So I tried again. using some of the reserved dough--thus the 1 and 1/2 tries--with three changes. First I reduced the quantity for each mold to 65g, secondly, I'd baked the first four at 345°F on the oven's convection mode, as recommended by the author; the 1 and 1/2 try I used the recommended 265°F thermal mode setting, and lastly, I used the author's novel shaping. Here's an attempt to explain it in words. Starting with the dough pre-shaped into a ball, by pressing and rolling with one finger two balls--one large, one small--connected by a thin neck of dough is created. Then, the neck is stretched to three fingers width, the larger ball is turned into a doughnut shape, and the smaller ball--neck intact--is passed through the doughnut hole, and the doughnut shape is gently coaxed to collapse around the now curved neck. (I  hope readers can visualize this. I couldn't have done it with out the author's pictures.)


Try 1 and 1/2



Photo says it for me. Far from perfect, but OK.


David G

teroli's picture

Teroli's Butter-Free Brioche

November 15, 2008 - 8:50am -- teroli

Here is my brioche. I did not use any butter for this brioche. But instead of it, includes a lot of eggs. And I knead the dough longer than usual. In case you should be interested in this bread, I'm happy to tell you my baking report in English. Please leave your comment at http://in-the-fields.seesaa.net/article/108906391.html.
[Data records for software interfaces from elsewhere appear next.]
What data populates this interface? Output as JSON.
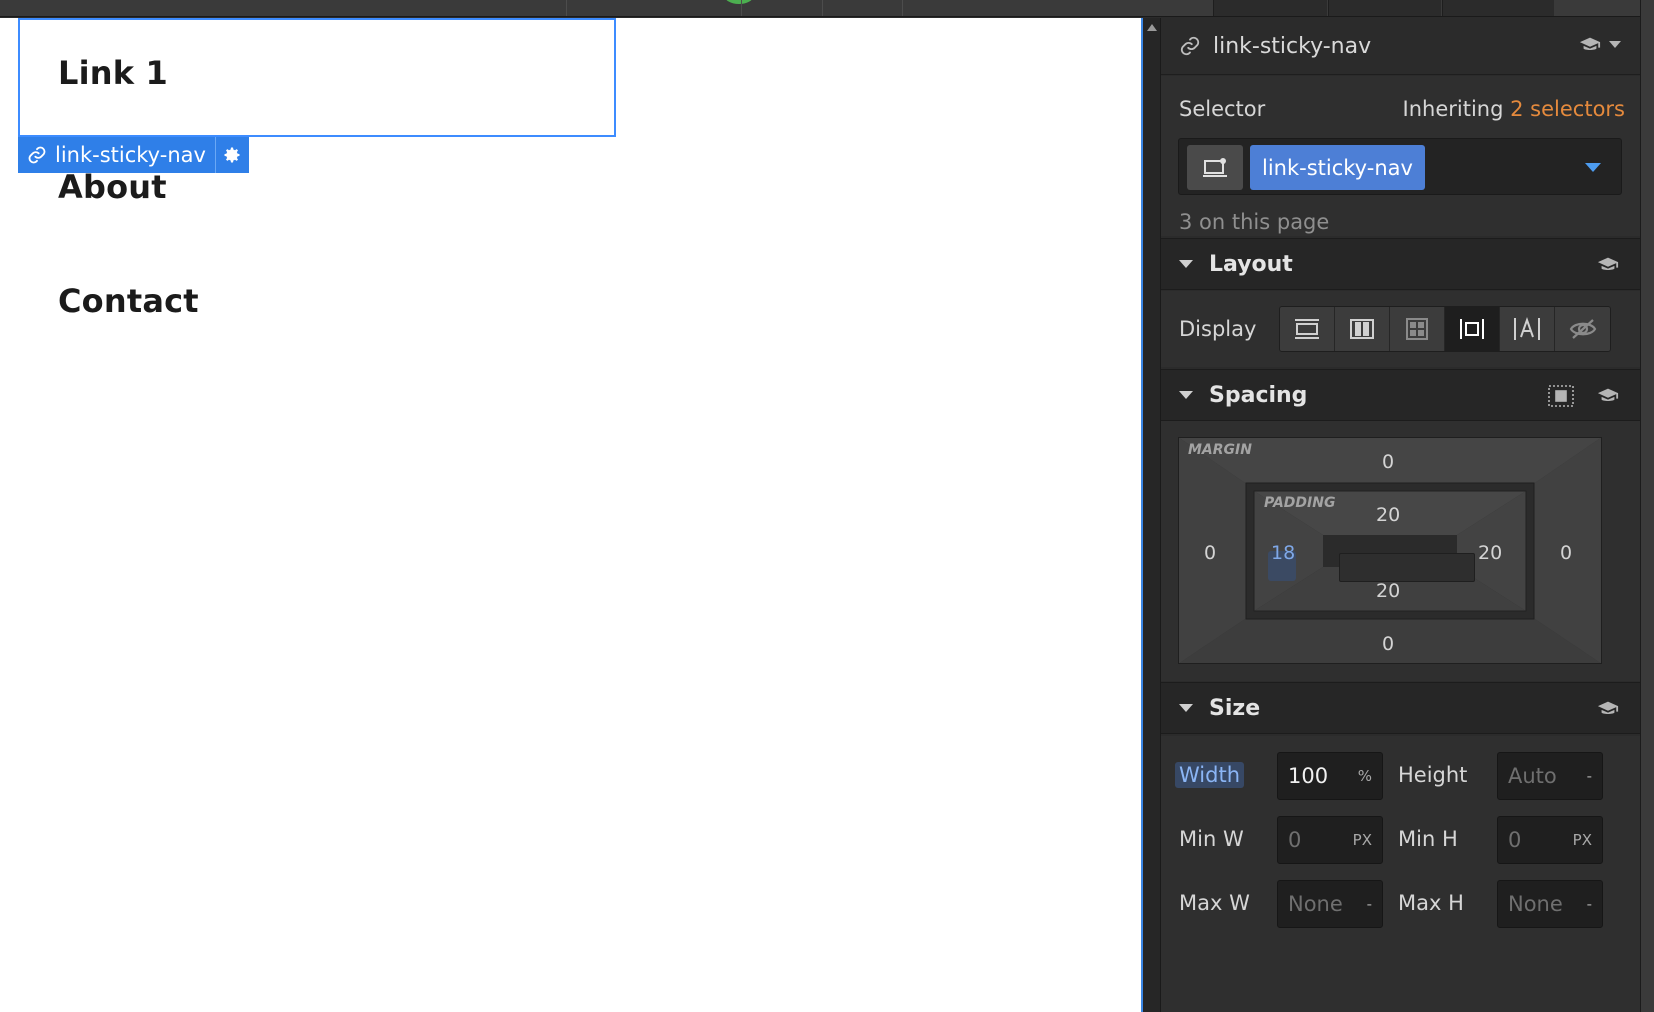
{
  "canvas": {
    "links": [
      "Link 1",
      "About",
      "Contact"
    ],
    "selected_badge": "link-sticky-nav"
  },
  "panel": {
    "element_name": "link-sticky-nav",
    "selector": {
      "label": "Selector",
      "inheriting_prefix": "Inheriting",
      "inheriting_count": "2 selectors",
      "chip": "link-sticky-nav",
      "on_page": "3 on this page"
    },
    "layout": {
      "title": "Layout",
      "display_label": "Display",
      "display_options": [
        "block-icon",
        "flex-icon",
        "grid-icon",
        "inline-block-icon",
        "inline-icon",
        "none-icon"
      ],
      "active_display": "inline-block-icon"
    },
    "spacing": {
      "title": "Spacing",
      "margin_label": "MARGIN",
      "padding_label": "PADDING",
      "margin": {
        "top": "0",
        "right": "0",
        "bottom": "0",
        "left": "0"
      },
      "padding": {
        "top": "20",
        "right": "20",
        "bottom": "20",
        "left": "18"
      }
    },
    "size": {
      "title": "Size",
      "width_label": "Width",
      "width_value": "100",
      "width_unit": "%",
      "height_label": "Height",
      "height_value": "Auto",
      "height_unit": "-",
      "minw_label": "Min W",
      "minw_value": "0",
      "minw_unit": "PX",
      "minh_label": "Min H",
      "minh_value": "0",
      "minh_unit": "PX",
      "maxw_label": "Max W",
      "maxw_value": "None",
      "maxw_unit": "-",
      "maxh_label": "Max H",
      "maxh_value": "None",
      "maxh_unit": "-"
    }
  },
  "colors": {
    "selection_blue": "#3d8cff",
    "chip_blue": "#4d7fd6",
    "accent_orange": "#e58a3d",
    "panel_bg": "#2b2b2b"
  }
}
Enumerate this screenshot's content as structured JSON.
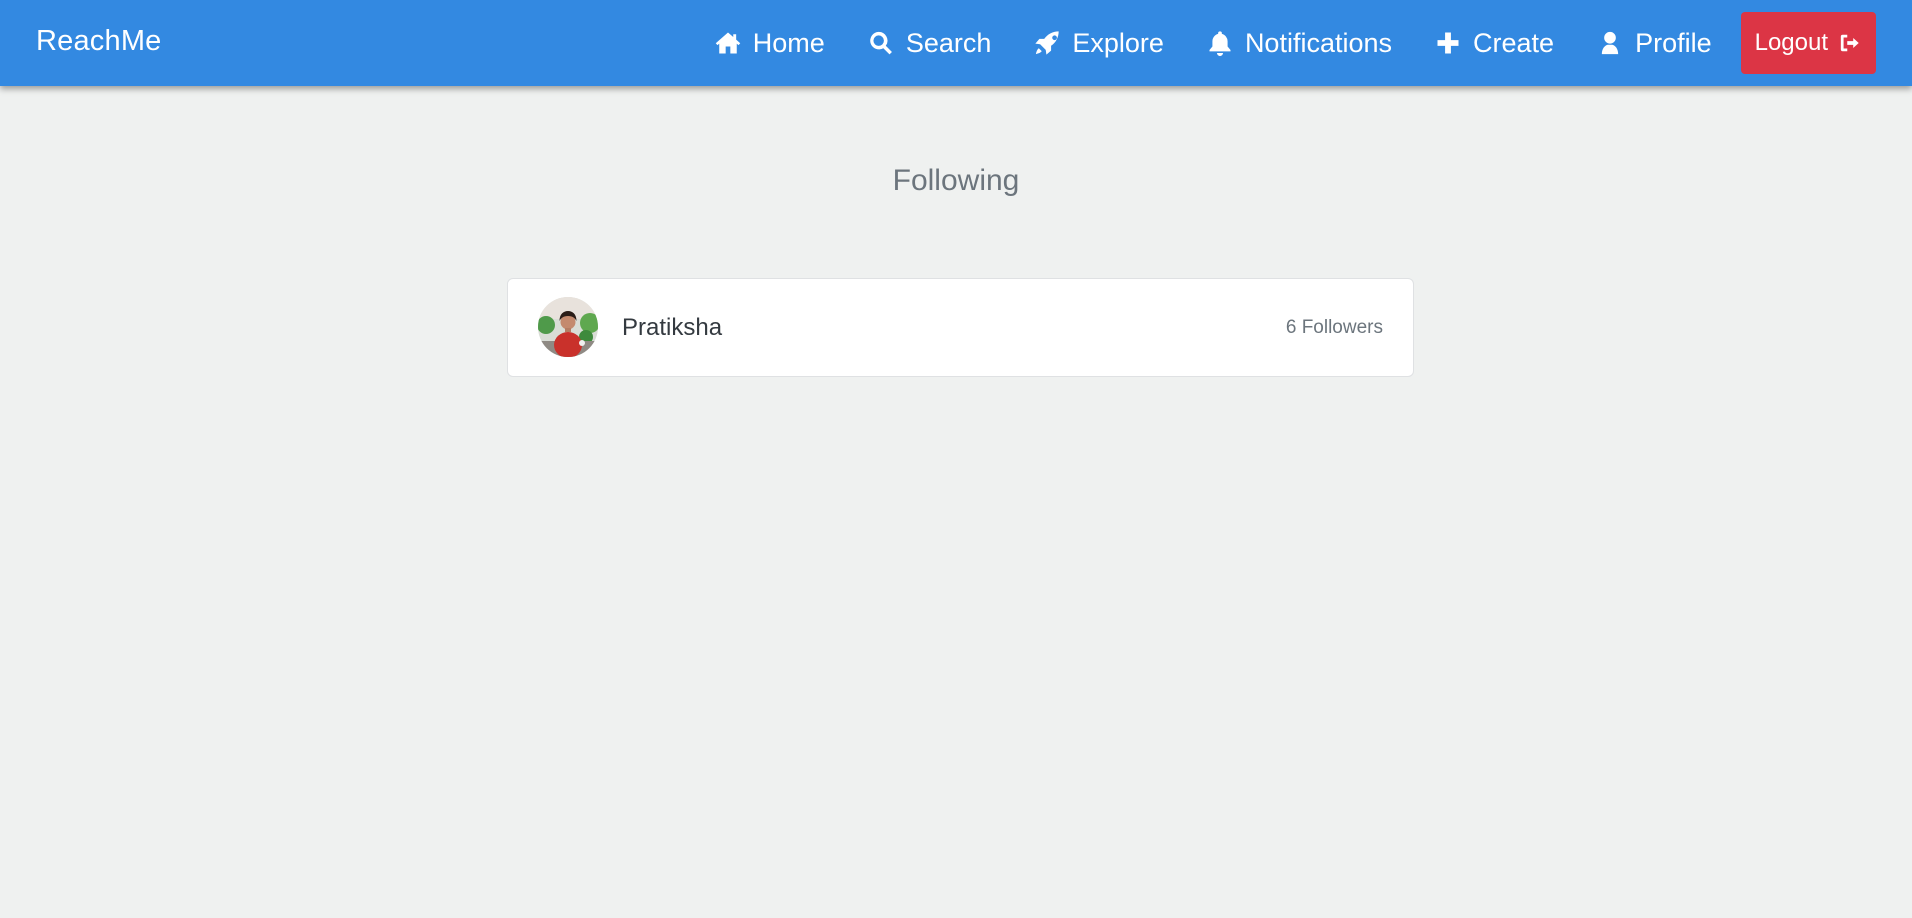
{
  "navbar": {
    "brand": "ReachMe",
    "background_color": "#3389e1",
    "links": [
      {
        "label": "Home",
        "icon": "home-icon"
      },
      {
        "label": "Search",
        "icon": "search-icon"
      },
      {
        "label": "Explore",
        "icon": "rocket-icon"
      },
      {
        "label": "Notifications",
        "icon": "bell-icon"
      },
      {
        "label": "Create",
        "icon": "plus-icon"
      },
      {
        "label": "Profile",
        "icon": "user-icon"
      }
    ],
    "logout": {
      "label": "Logout",
      "icon": "sign-out-icon",
      "color": "#dc3545"
    }
  },
  "main": {
    "title": "Following",
    "users": [
      {
        "name": "Pratiksha",
        "followers": "6 Followers",
        "avatar": "avatar-image"
      }
    ]
  }
}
Taxonomy upgrade extras: 

Pages

Subscribe to RSS - Brioche